Bascaramurty ‘s first justification for the millennials’ sense of entitlement is the fact that we are the most educated generation in the history of Canada’s labour force. She gives examples of her friends who have graduate degrees but are working unpaid internships and contract jobs as they try to enter the workforce and pay off their student debt. Her following argument, however, seems to imply that it is the privileged status of the boomers that is leading to the uncertain work/income of the millennials, not to mention eroding the social welfare state generally.
I would have liked her to go a bit further in her critique. She briefly mentions the unmet expectation that we’ll all own homes, but she says nothing of the ideology that claims higher education will solve all. Clearly it is not the solution for her peers, yet they keep heading for graduate degrees as the solution to unemployment. Her stories are illuminating a serious contraction (dare I say illusion?) of higher education – it is still seen as the solution, even when the debt is crippling and no one is getting jobs. When will this belief finally be shattered?
In terms of the overall point that millennials will pay for the boomers, Wente’s response is pretty limited. She essentially says, “yes, our privilege is screwing you out of a future.” Her admission that some boomers won’t be able to afford retirement lacks conviction since she doesn’t seem to have any personal stories like Bascaramurty’s account.
The reality is that this so-called generational war only applies to the upper middle class of which these writers’ are a part. It’s a false dichotomy to suggest that these generations are completely separate things. For us millennials, the boomers are our parents. The link between the generations will ensure that we pay, not just for our own future, but for our aging parents and the expenses that go with them. Unless, of course you are privileged to have parents that write for the Globe – in which case they may be able to take care of themselves.
Last year, Nancy Jackson did a great talk for women in grad school here at UofT. She talked about writer’s block and how the whole process of grad school is a journey toward realizing you really do have something important to say.
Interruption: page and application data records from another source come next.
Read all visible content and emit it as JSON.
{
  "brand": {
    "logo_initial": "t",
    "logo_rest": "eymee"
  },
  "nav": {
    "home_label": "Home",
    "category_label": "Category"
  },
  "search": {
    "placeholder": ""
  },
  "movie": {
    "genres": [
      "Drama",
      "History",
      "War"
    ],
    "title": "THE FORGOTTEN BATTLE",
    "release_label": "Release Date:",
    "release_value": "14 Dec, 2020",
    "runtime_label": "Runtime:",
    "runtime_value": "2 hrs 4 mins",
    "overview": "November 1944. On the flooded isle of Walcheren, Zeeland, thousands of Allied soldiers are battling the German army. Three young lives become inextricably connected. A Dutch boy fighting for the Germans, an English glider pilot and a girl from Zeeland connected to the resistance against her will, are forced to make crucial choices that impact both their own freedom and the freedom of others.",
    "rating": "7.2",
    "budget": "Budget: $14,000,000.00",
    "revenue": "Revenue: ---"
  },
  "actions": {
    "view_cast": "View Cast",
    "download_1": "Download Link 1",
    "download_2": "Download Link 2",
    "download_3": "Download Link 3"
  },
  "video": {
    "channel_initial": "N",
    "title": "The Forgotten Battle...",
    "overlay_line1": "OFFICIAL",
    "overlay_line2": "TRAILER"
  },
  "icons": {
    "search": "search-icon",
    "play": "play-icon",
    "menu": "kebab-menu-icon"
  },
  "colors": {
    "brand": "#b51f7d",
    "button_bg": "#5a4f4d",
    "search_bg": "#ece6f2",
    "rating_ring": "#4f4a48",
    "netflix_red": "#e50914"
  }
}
The best part of the talk was a recommendation that we read Anne Lamott – one of my favourite writers. So this week as I hide from the office and write from home, I read a small section of Bird by Bird each morning.
I enjoyed this morning’s read: “But I try to make sure they understand that writing, and even getting good at it, and having books and stories and articles published, will not open the doors that most of them hope for. It will not make them all well. It will not give them the feeling that the world has finally validated their parking tickets, that they have in fact finally arrived.”
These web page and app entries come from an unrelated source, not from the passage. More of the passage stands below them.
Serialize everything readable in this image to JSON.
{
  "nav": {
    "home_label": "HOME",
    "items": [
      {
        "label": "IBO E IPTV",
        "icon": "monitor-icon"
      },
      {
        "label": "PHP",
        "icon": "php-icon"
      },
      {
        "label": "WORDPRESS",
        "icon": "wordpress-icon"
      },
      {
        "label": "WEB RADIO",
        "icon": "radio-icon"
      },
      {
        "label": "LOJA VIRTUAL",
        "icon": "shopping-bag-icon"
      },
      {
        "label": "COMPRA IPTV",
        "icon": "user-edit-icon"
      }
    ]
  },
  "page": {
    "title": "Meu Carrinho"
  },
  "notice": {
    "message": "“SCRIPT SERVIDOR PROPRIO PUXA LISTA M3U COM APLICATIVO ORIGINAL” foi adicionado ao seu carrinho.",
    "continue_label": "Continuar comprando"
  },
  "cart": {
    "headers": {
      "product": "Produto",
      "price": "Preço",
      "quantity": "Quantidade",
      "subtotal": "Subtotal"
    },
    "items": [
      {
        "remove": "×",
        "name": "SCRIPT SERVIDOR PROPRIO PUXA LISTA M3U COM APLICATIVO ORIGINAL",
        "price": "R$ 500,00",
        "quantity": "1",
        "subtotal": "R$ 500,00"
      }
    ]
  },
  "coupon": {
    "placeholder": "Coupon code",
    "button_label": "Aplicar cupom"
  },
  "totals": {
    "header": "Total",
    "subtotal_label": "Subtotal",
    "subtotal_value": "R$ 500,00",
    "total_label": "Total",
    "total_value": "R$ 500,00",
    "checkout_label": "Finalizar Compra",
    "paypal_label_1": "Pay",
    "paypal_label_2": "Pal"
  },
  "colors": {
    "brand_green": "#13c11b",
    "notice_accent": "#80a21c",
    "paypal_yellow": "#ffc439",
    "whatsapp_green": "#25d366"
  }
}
This quote reminds me of a comment my former boss Thomas Ridington once made – “I’ve realized over the years that the new hire will not solve all your problems.” So do we set ourselves up for disappointment when we expect grad school or a PhD to change our lives? Or should we just enjoy the journey and not aim to high? Personally I suggest striving for the best, but enjoying the unexpected, and perhaps humble, places at which we may arrive.